- **WHAT YOU ARE ASKED TO DO**: The output should contain the listing word for word and no pictures.

----

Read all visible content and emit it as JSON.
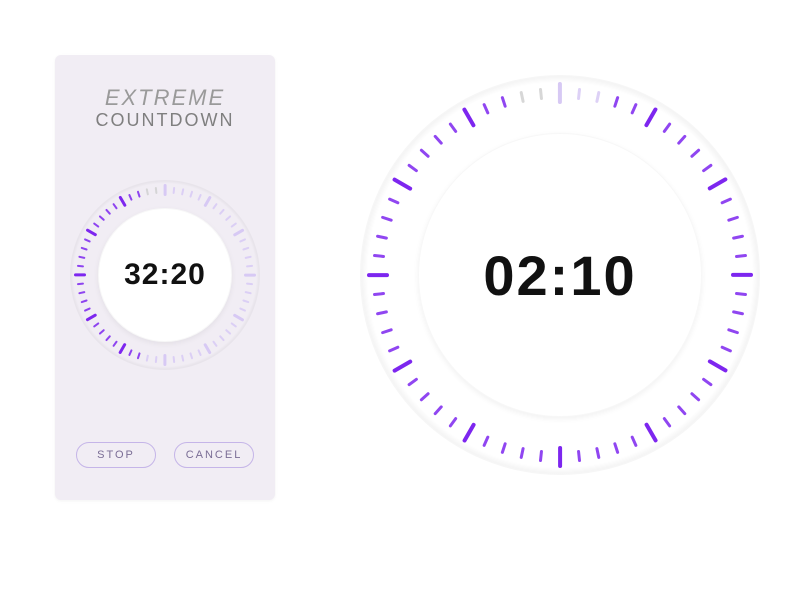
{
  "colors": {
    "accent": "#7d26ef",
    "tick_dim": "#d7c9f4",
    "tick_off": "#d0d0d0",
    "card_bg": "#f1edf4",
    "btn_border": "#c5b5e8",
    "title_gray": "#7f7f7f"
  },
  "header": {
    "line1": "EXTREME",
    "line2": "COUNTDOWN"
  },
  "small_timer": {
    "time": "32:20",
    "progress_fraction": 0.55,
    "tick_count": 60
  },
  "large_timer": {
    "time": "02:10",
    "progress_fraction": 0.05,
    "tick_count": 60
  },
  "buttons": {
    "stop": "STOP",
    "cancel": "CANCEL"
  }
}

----

- **THE ANSWER**:
Read all visible content and emit it as JSON.
{
  "colors": {
    "accent": "#7d26ef",
    "tick_dim": "#d7c9f4",
    "tick_off": "#d0d0d0",
    "card_bg": "#f1edf4",
    "btn_border": "#c5b5e8",
    "title_gray": "#7f7f7f"
  },
  "header": {
    "line1": "EXTREME",
    "line2": "COUNTDOWN"
  },
  "small_timer": {
    "time": "32:20",
    "progress_fraction": 0.55,
    "tick_count": 60
  },
  "large_timer": {
    "time": "02:10",
    "progress_fraction": 0.05,
    "tick_count": 60
  },
  "buttons": {
    "stop": "STOP",
    "cancel": "CANCEL"
  }
}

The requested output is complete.